Approximately 8.3 million Americans have gout -- a type of painful arthritis caused by uric acid crystal deposits in the joints and soft tissues, according to the University of Maryland Medical Center. Gout usually affects the joints of the big toe, but the ankles, heels, knees, wrists, fingers and elbows may also be affected. Part of the treatment for gout focuses on preventing attacks by reducing the amount of uric acid in the body through a low-purine diet.
The Role of Uric Acid
Uric acid is a waste product created when your body breaks down purines -- substances found in animal proteins. Normally, uric acid dissolves in the blood and travels to the kidneys, where it is eliminated from your body through your urine. If the kidneys do not properly eliminate uric acid or there is a high production of uric acid, it can lead to high levels of uric acid in the blood -- a condition referred to as hyperuricemia. If the excess uric acid in the blood forms crystals, it can lead to gout. Because uric acid is formed as a byproduct of the breakdown of purines, many experts recommend those with gout limit the amount of purine in their diet.
What to Skip
An average daily diet contains approximately 600 to 1,000 milligrams of purines, according to health care provider Litholink. A low-purine diet restricts purine intake to between 100 and 150 milligrams per day. High-purine foods, which contain between 100 and 1,000 milligrams of purine per 3-ounce serving, include anchovies, bacon, codfish, herring, haddock, mussels, sardines, scallops, shrimp, veal, venison and organ meats. Broths, bouillons and gravies are also usually high in purines. Medium-purine foods are allowed only when gout is under control, when you may eat one serving per day. Medium-purine foods include beef, lamb, pork, mushrooms, oats, spinach, asparagus, cauliflower, whole grains and any fish or shellfish not on the high-purine list.
What to Eat
Most of your diet should consist of low-purine foods, including refined breads and grains, low-fat milk and cheese, nuts, peanut butter, low-fat cream soups, rice, potatoes, onions, lettuce, tomatoes, cucumbers, plain yogurt, grapes and bean sprouts. Eggs are also considered low-purine foods, but you should limit your egg consumption to three or four per week.
What to Drink
Staying properly hydrated helps the kidneys flush excess uric acid out of the bloodstream. Drink 64 to 128 ounces of fluids each day. At least half of this fluid should be water.
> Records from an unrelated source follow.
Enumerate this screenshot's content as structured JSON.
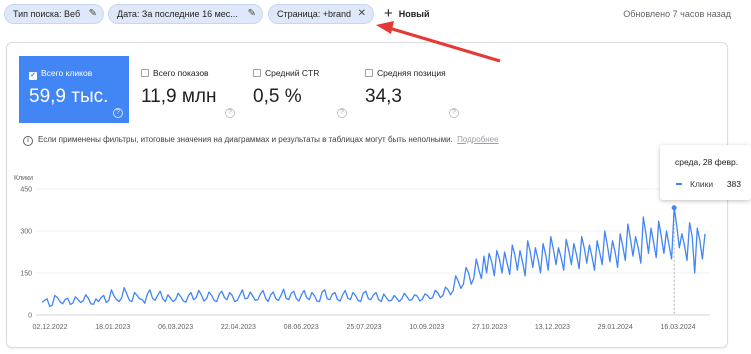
{
  "filters": {
    "search_type": "Тип поиска: Веб",
    "date": "Дата: За последние 16 мес...",
    "page": "Страница: +brand",
    "new_label": "Новый",
    "updated": "Обновлено 7 часов назад"
  },
  "metrics": [
    {
      "label": "Всего кликов",
      "value": "59,9 тыс.",
      "active": true
    },
    {
      "label": "Всего показов",
      "value": "11,9 млн",
      "active": false
    },
    {
      "label": "Средний CTR",
      "value": "0,5 %",
      "active": false
    },
    {
      "label": "Средняя позиция",
      "value": "34,3",
      "active": false
    }
  ],
  "notice": {
    "text": "Если применены фильтры, итоговые значения на диаграммах и результаты в таблицах могут быть неполными.",
    "link": "Подробнее"
  },
  "tooltip": {
    "date": "среда, 28 февр.",
    "series": "Клики",
    "value": "383"
  },
  "colors": {
    "accent": "#4285f4",
    "arrow": "#e53935"
  },
  "chart_data": {
    "type": "line",
    "ylabel": "Клики",
    "ylim": [
      0,
      450
    ],
    "yticks": [
      "0",
      "150",
      "300",
      "450"
    ],
    "xticks": [
      "02.12.2022",
      "18.01.2023",
      "06.03.2023",
      "22.04.2023",
      "08.06.2023",
      "25.07.2023",
      "10.09.2023",
      "27.10.2023",
      "13.12.2023",
      "29.01.2024",
      "16.03.2024"
    ],
    "series": [
      {
        "name": "Клики",
        "values": [
          45,
          52,
          58,
          30,
          35,
          70,
          62,
          48,
          40,
          55,
          60,
          38,
          42,
          65,
          55,
          45,
          50,
          72,
          60,
          40,
          38,
          58,
          48,
          62,
          70,
          45,
          52,
          90,
          68,
          55,
          48,
          62,
          98,
          75,
          52,
          48,
          80,
          70,
          58,
          55,
          42,
          75,
          90,
          60,
          52,
          70,
          85,
          58,
          48,
          72,
          60,
          48,
          55,
          78,
          65,
          50,
          46,
          70,
          80,
          55,
          62,
          88,
          72,
          50,
          58,
          82,
          70,
          52,
          48,
          75,
          85,
          62,
          55,
          80,
          70,
          48,
          52,
          72,
          90,
          58,
          60,
          82,
          68,
          52,
          55,
          75,
          88,
          60,
          48,
          72,
          82,
          58,
          52,
          70,
          92,
          60,
          55,
          78,
          85,
          58,
          50,
          72,
          88,
          62,
          55,
          80,
          70,
          50,
          48,
          82,
          90,
          58,
          55,
          75,
          80,
          55,
          50,
          72,
          88,
          60,
          55,
          80,
          70,
          52,
          48,
          78,
          85,
          58,
          55,
          72,
          80,
          55,
          48,
          75,
          62,
          50,
          52,
          70,
          60,
          48,
          58,
          78,
          65,
          52,
          55,
          72,
          68,
          50,
          56,
          75,
          70,
          58,
          62,
          88,
          80,
          62,
          70,
          100,
          90,
          72,
          88,
          140,
          120,
          95,
          110,
          170,
          150,
          110,
          130,
          200,
          160,
          130,
          210,
          150,
          220,
          190,
          140,
          230,
          200,
          150,
          225,
          185,
          145,
          250,
          215,
          160,
          230,
          190,
          140,
          265,
          225,
          170,
          240,
          200,
          150,
          255,
          215,
          160,
          280,
          235,
          180,
          240,
          205,
          160,
          270,
          230,
          180,
          255,
          215,
          165,
          280,
          240,
          185,
          250,
          210,
          160,
          265,
          225,
          180,
          300,
          250,
          190,
          265,
          225,
          170,
          290,
          245,
          195,
          325,
          270,
          210,
          280,
          240,
          185,
          350,
          290,
          220,
          310,
          260,
          205,
          335,
          280,
          220,
          300,
          250,
          200,
          383,
          320,
          240,
          290,
          250,
          195,
          330,
          280,
          150,
          310,
          265,
          200,
          290
        ]
      }
    ]
  }
}
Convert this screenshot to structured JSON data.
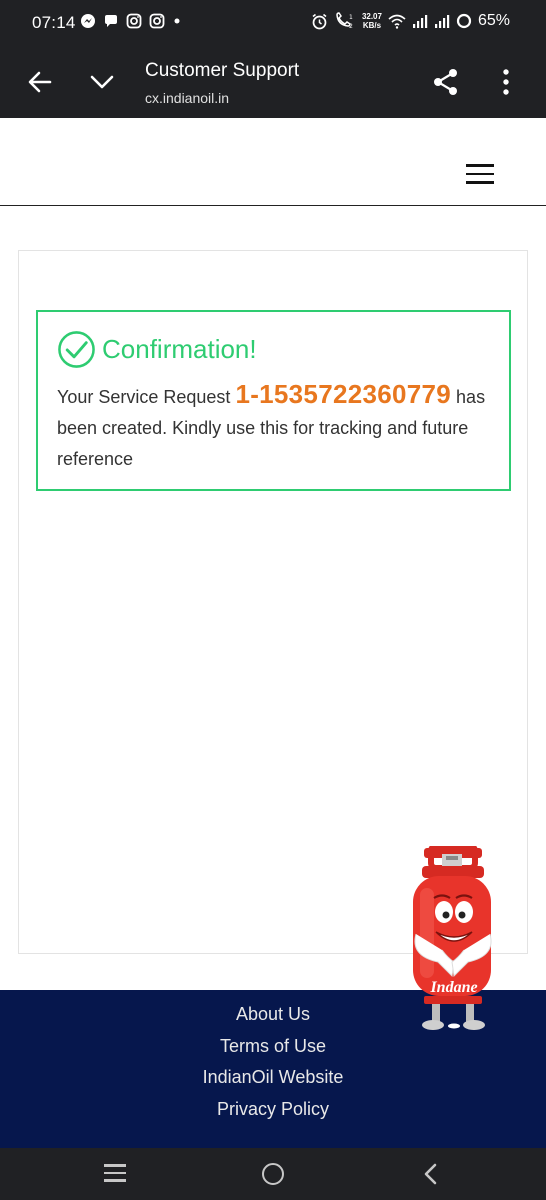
{
  "status_bar": {
    "time": "07:14",
    "notification_icons": [
      "messenger-icon",
      "chat-bubble-icon",
      "instagram-icon",
      "instagram-icon",
      "dot-icon"
    ],
    "speed_value": "32.07",
    "speed_unit": "KB/s",
    "battery": "65%"
  },
  "toolbar": {
    "title": "Customer Support",
    "url": "cx.indianoil.in"
  },
  "confirmation": {
    "title": "Confirmation!",
    "message_prefix": "Your Service Request ",
    "request_number": "1-1535722360779",
    "message_suffix": " has been created. Kindly use this for tracking and future reference"
  },
  "mascot": {
    "brand": "Indane"
  },
  "footer": {
    "links": [
      "About Us",
      "Terms of Use",
      "IndianOil Website",
      "Privacy Policy"
    ]
  },
  "colors": {
    "success_green": "#2ecc71",
    "request_orange": "#e8771f",
    "footer_navy": "#06174d",
    "chrome_dark": "#202124",
    "mascot_red": "#e8342b"
  }
}
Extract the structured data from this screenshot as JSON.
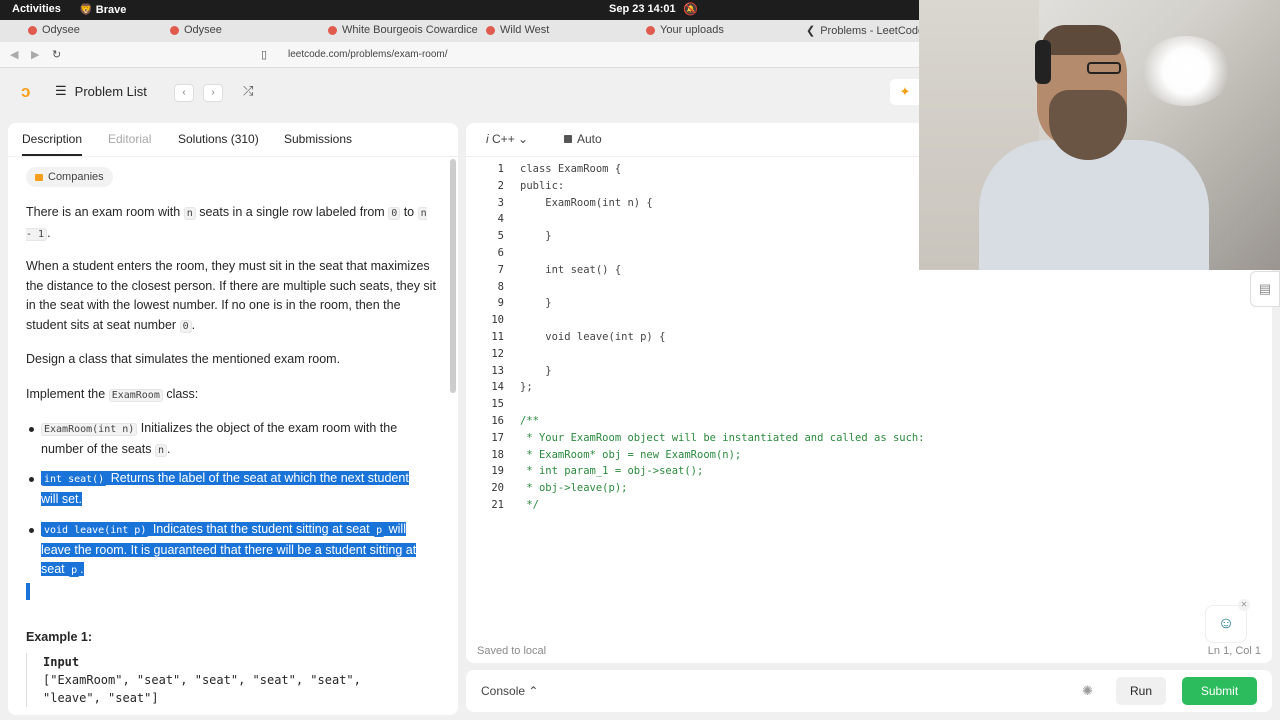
{
  "os": {
    "activities": "Activities",
    "app": "Brave",
    "clock": "Sep 23  14:01"
  },
  "browser": {
    "tabs": [
      "Odysee",
      "Odysee",
      "White Bourgeois Cowardice",
      "Wild West",
      "Your uploads",
      "Problems - LeetCode"
    ],
    "url": "leetcode.com/problems/exam-room/"
  },
  "header": {
    "problem_list": "Problem List"
  },
  "left_tabs": [
    "Description",
    "Editorial",
    "Solutions (310)",
    "Submissions"
  ],
  "description": {
    "companies": "Companies",
    "p1_a": "There is an exam room with ",
    "p1_code1": "n",
    "p1_b": " seats in a single row labeled from ",
    "p1_code2": "0",
    "p1_c": " to ",
    "p1_code3": "n - 1",
    "p1_d": ".",
    "p2_a": "When a student enters the room, they must sit in the seat that maximizes the distance to the closest person. If there are multiple such seats, they sit in the seat with the lowest number. If no one is in the room, then the student sits at seat number ",
    "p2_code": "0",
    "p2_b": ".",
    "p3": "Design a class that simulates the mentioned exam room.",
    "p4_a": "Implement the ",
    "p4_code": "ExamRoom",
    "p4_b": " class:",
    "li1_code": "ExamRoom(int n)",
    "li1_a": " Initializes the object of the exam room with the number of the seats ",
    "li1_code2": "n",
    "li1_b": ".",
    "li2_code": "int seat()",
    "li2_a": " Returns the label of the seat at which the next student will set.",
    "li3_code": "void leave(int p)",
    "li3_a": " Indicates that the student sitting at seat ",
    "li3_code2": "p",
    "li3_b": " will leave the room. It is guaranteed that there will be a student sitting at seat ",
    "li3_code3": "p",
    "li3_c": ".",
    "example_title": "Example 1:",
    "input_label": "Input",
    "input_line1": "[\"ExamRoom\", \"seat\", \"seat\", \"seat\", \"seat\",",
    "input_line2": "\"leave\", \"seat\"]"
  },
  "editor": {
    "language": "C++",
    "mode": "Auto",
    "lines": [
      "class ExamRoom {",
      "public:",
      "    ExamRoom(int n) {",
      "",
      "    }",
      "",
      "    int seat() {",
      "",
      "    }",
      "",
      "    void leave(int p) {",
      "",
      "    }",
      "};",
      "",
      "/**",
      " * Your ExamRoom object will be instantiated and called as such:",
      " * ExamRoom* obj = new ExamRoom(n);",
      " * int param_1 = obj->seat();",
      " * obj->leave(p);",
      " */"
    ],
    "line_numbers": [
      "1",
      "2",
      "3",
      "4",
      "5",
      "6",
      "7",
      "8",
      "9",
      "10",
      "11",
      "12",
      "13",
      "14",
      "15",
      "16",
      "17",
      "18",
      "19",
      "20",
      "21"
    ],
    "saved": "Saved to local",
    "position": "Ln 1, Col 1"
  },
  "bottom": {
    "console": "Console",
    "run": "Run",
    "submit": "Submit"
  },
  "colors": {
    "accent": "#f89f1b",
    "submit": "#2cbb5d",
    "selection": "#1a73d8"
  }
}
Avoid alcohol, especially beer, as well as beverages that are sweetened with high-fructose corn syrup, such as soda, sweet tea and sweetened coffee drinks.
- University of Maryland Medical Center: Gout
- National Institute of Arthritis and Musculoskeletal and Skin Diseases: Questions and Answers About Gout
- University of Pittsburgh Medical Center: Low-Purine Diet
- Litholink: Low Purine Diet
- Myrtue Medical Center: Low Purine Diet - Gout Diet Treatment
- American Academy of Family Physicians: Low-Purine Diet
- North East Medical Services: Low Purine Diet - Gout Prevention
- Renal Dietitians: A Low-Purine Diet: Relief From Gout and Kidney Stones